“My little children, these things I write to you, so that you may not sin. And if anyone sins, we have an Advocate with the Father, Jesus Christ the righteous.”
My little children,
John addresses his readers affectionately as his spiritual children. He views them as a family. The word “children” is an affectionate term regardless of age. This is a title that God gives to all His children; it is His name for all the family of God.
these things I write to you,
The purpose of writing 1 John is that believers would have a means for addressing sin issues. This is an argument against the idea that Christians must engage in inevitable habitual sinful behavior.
John does not write so that his readers have justification for their sin (1:6,8,10) but that they might conquer sin. Although Christians sin (1:10), they can conquer sin – “so that you may not sin.”
so that you may not sin.
John writes with the purpose that his readers will have a safeguard against sinning. If we practice sin, we will become more proficient in it. That is how we were before we received Jesus as our Savior. Now, it is altogether different; we have Someone to live for. John’s desire is that his readers will not sin at the point of temptation.
Although believers are not free from sin, they can overcome sin.
Temptation never becomes a sin until we allow our negative volition to yield to sin. There is no sin in being tempted, but it is a sin to yield to temptation. Once the temptation becomes a sin, there is a danger of entering into carnality and dominance of sin unless we confess the sin.
Although we are not in a state of carnality when we commit an act of sin, we do step out of fellowship with the Lord.
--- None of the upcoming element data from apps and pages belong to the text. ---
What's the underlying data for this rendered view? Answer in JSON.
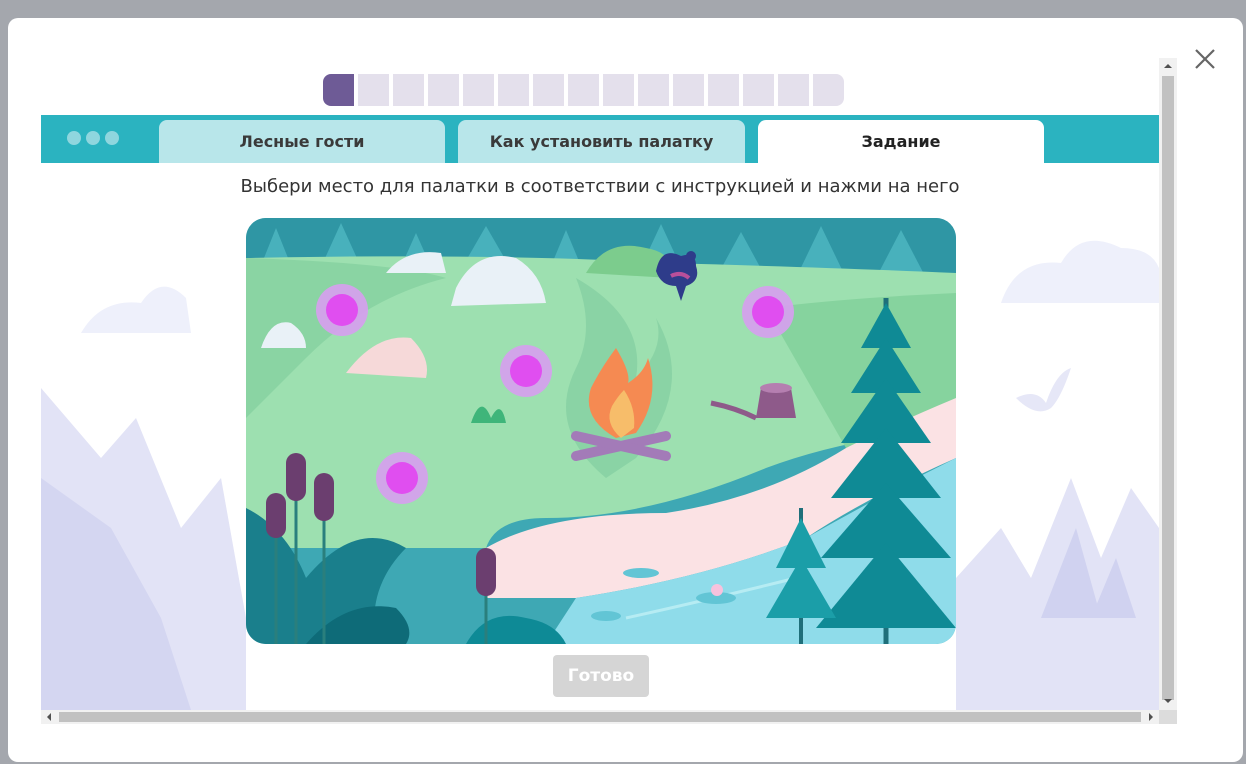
{
  "close_icon": "close-icon",
  "progress": {
    "total": 16,
    "current": 1
  },
  "tabs": [
    {
      "label": "Лесные гости",
      "active": false
    },
    {
      "label": "Как установить палатку",
      "active": false
    },
    {
      "label": "Задание",
      "active": true
    }
  ],
  "instruction": "Выбери место для палатки в соответствии с инструкцией и нажми на него",
  "scene": {
    "hotspots": 4,
    "hotspot_color": "#e04ef0",
    "elements": [
      "campfire-icon",
      "capercaillie-icon",
      "spruce-tree-icon",
      "cattail-icon",
      "stump-icon",
      "anthill-icon",
      "river",
      "rocks"
    ]
  },
  "ready_button": {
    "label": "Готово",
    "disabled": true
  },
  "colors": {
    "tab_bar": "#2bb3c0",
    "progress_active": "#6e5b96",
    "progress_inactive": "#e4e0ec"
  }
}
If we go on without confessing, we make ourselves vulnerable to the domination of our sin capacity. Because God is absolute, spirituality must be absolute (1:5). We cannot be 50% spiritual and 50% carnal. At any point in time, either the Spirit controls us, or our sin capacity controls us.
Before we came to Christ, sin was the rule rather than the exception. Now when the child of God falls into sin, he grieves the Father, the Holy Spirit, and the Lord Jesus. He even grieves himself. That is why we do not remain in sin with a clean conscience. The believer who wants to stay in tune with God confesses his sin immediately (1:9). He restores fellowship as soon as possible. He keeps short accounts with God.
Many believers get into a zigzag orientation in their daily walk with God. All of us have had this experience. It is one thing to commit individual acts of sin and immediately confess them, but another thing to cave into the power of our sin capacity. The cross gives victory over the power of sin. By confession, we appeal to the cross and have the right to fellowship with God. Jesus broke the back of our sin capacity on the cross.